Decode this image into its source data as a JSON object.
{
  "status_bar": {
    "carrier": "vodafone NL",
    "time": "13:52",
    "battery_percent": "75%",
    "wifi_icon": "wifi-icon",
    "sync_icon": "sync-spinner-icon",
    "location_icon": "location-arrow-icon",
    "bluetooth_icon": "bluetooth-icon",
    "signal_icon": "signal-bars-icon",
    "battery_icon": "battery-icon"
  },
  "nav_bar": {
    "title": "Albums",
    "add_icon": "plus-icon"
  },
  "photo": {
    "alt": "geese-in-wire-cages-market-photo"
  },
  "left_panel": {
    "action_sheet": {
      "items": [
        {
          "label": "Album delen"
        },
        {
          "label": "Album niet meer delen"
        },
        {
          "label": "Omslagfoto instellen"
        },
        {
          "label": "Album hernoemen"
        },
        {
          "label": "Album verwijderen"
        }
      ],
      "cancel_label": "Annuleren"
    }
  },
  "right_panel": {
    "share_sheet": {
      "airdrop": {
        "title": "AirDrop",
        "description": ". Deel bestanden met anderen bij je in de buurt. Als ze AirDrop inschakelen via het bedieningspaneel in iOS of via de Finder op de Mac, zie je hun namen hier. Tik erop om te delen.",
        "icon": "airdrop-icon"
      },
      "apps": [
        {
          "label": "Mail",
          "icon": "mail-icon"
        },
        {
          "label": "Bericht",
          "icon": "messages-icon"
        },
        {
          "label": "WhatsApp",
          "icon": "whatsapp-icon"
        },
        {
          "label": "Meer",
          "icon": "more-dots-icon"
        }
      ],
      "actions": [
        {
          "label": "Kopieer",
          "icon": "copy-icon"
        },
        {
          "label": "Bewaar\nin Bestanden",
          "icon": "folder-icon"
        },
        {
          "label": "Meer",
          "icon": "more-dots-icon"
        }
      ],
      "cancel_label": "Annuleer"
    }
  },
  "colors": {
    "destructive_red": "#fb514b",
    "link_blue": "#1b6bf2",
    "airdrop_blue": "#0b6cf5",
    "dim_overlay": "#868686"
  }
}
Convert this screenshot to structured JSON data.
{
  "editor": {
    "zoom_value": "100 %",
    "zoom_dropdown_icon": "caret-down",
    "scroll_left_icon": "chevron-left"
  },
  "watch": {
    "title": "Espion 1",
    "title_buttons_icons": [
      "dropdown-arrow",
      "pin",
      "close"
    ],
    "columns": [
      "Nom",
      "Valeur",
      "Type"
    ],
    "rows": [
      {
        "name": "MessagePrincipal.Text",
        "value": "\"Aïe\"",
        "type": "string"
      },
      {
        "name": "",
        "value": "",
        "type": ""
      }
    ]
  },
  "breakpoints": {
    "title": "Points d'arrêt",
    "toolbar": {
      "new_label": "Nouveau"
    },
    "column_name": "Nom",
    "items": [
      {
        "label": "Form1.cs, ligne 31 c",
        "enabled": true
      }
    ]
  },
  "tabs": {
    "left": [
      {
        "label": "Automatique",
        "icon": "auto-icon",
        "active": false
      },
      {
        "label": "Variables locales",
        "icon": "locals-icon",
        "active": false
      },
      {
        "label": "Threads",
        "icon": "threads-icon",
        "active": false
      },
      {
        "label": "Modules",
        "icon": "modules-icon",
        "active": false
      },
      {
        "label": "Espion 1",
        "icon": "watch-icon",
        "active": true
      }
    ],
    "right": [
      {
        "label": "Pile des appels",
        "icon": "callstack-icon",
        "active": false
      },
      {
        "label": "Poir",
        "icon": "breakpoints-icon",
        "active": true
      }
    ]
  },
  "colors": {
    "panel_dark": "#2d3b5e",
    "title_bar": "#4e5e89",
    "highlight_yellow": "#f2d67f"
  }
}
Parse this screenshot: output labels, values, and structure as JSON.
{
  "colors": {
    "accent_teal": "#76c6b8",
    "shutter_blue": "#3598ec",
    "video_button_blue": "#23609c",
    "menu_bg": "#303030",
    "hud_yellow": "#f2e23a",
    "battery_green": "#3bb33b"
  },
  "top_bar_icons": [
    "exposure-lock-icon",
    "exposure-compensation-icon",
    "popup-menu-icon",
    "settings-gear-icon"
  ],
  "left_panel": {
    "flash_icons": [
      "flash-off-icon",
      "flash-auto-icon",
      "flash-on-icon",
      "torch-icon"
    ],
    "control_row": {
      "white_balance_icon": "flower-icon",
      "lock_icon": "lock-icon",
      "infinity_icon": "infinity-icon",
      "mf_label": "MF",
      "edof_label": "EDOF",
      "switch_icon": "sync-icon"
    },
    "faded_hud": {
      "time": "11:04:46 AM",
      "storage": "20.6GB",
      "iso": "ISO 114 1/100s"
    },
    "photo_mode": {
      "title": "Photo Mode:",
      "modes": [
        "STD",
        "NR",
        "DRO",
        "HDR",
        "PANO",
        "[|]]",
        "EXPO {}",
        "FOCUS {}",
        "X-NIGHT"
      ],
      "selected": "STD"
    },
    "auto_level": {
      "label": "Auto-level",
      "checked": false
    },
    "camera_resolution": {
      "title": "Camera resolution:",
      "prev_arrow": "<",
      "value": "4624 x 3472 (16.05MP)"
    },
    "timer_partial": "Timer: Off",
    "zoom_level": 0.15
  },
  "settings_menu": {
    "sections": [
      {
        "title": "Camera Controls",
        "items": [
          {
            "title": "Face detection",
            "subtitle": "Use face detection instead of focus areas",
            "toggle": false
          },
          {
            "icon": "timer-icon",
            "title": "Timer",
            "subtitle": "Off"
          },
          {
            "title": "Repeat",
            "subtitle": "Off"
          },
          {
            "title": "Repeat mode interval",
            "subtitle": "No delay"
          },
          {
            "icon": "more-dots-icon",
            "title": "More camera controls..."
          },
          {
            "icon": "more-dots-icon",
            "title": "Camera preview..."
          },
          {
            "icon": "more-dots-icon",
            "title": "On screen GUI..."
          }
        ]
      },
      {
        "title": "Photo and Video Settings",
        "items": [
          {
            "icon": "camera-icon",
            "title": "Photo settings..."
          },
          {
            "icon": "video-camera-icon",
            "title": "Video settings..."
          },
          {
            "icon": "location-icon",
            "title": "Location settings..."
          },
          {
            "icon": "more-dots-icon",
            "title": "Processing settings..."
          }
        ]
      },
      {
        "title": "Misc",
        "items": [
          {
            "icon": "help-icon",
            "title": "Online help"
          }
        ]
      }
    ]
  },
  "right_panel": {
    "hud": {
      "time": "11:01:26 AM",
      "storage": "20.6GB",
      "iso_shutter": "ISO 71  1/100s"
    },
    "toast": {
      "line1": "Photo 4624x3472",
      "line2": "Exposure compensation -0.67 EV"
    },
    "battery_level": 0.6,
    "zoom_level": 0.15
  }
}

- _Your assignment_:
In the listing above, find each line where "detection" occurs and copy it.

- _Expected answer_:
            "title": "Face detection",
            "subtitle": "Use face detection instead of focus areas",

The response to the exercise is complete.